Data excerpts
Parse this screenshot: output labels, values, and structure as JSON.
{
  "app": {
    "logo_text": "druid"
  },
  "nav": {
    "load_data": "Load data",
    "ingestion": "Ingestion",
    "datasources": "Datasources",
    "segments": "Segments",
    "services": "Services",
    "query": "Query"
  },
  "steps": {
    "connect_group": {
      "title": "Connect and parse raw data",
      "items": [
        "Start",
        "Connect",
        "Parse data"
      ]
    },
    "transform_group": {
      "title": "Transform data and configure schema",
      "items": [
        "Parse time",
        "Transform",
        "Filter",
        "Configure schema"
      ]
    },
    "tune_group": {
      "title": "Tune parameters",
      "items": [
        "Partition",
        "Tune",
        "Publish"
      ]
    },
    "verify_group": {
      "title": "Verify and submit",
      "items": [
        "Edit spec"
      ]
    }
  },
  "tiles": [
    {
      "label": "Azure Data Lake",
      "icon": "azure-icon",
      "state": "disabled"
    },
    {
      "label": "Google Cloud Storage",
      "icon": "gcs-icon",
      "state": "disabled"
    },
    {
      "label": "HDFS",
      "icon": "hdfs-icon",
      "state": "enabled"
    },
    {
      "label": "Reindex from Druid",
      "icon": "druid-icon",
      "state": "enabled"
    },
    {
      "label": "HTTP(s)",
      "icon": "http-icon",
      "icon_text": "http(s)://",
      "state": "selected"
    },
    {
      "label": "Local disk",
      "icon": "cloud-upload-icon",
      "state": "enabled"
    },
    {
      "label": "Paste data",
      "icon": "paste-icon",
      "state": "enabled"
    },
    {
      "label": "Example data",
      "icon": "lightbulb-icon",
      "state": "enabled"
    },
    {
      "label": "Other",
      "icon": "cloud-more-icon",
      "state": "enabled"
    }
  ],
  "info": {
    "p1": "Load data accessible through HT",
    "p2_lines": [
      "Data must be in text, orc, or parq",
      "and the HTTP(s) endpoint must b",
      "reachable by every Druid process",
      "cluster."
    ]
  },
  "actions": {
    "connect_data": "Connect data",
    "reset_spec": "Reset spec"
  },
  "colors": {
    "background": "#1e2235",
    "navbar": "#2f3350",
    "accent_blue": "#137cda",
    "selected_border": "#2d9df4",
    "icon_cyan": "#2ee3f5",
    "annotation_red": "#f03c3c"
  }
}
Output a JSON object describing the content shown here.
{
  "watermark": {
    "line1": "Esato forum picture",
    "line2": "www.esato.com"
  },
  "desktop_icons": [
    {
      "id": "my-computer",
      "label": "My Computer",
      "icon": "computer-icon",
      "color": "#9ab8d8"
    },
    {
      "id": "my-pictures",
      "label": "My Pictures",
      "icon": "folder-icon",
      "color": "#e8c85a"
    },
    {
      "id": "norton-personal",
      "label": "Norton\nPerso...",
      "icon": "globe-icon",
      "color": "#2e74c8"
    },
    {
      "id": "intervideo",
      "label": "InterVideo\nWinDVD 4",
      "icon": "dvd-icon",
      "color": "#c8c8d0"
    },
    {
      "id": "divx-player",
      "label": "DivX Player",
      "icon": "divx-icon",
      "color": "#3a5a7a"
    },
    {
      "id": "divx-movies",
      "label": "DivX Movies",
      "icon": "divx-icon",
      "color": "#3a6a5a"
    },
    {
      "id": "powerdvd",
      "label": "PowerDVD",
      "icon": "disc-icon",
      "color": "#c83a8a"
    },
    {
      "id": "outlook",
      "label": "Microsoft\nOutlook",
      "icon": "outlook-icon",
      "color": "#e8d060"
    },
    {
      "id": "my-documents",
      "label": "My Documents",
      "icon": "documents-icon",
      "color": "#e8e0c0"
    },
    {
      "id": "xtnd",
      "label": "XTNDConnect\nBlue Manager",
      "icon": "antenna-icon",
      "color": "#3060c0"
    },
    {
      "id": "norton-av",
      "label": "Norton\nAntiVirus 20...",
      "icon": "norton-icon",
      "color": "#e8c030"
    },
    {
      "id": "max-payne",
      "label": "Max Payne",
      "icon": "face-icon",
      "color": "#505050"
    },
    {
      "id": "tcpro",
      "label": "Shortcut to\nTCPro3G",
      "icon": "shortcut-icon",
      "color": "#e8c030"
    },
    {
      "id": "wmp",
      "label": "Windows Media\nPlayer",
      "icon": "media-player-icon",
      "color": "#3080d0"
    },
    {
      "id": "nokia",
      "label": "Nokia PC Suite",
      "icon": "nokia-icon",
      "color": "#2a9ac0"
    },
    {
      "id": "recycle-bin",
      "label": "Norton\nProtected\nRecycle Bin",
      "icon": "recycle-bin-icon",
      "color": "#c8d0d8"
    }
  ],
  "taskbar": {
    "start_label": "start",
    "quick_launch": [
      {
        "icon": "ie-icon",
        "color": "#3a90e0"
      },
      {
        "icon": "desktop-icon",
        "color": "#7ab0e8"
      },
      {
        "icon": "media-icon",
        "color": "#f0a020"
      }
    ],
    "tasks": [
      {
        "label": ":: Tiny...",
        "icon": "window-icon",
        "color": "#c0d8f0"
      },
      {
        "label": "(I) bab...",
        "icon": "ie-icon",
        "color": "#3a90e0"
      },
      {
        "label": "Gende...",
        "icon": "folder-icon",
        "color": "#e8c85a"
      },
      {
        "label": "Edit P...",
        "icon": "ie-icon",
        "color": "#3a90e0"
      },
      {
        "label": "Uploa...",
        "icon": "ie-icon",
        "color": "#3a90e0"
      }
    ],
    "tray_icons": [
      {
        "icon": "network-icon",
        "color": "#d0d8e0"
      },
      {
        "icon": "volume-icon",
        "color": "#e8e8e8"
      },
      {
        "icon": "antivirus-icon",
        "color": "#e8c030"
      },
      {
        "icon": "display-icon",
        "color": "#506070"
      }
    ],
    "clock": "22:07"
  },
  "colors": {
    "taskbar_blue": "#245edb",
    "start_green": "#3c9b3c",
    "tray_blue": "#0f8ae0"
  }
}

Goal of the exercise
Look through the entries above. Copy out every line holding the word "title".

Result of the exercise
      "title": "Connect and parse raw data",
      "title": "Transform data and configure schema",
      "title": "Tune parameters",
      "title": "Verify and submit",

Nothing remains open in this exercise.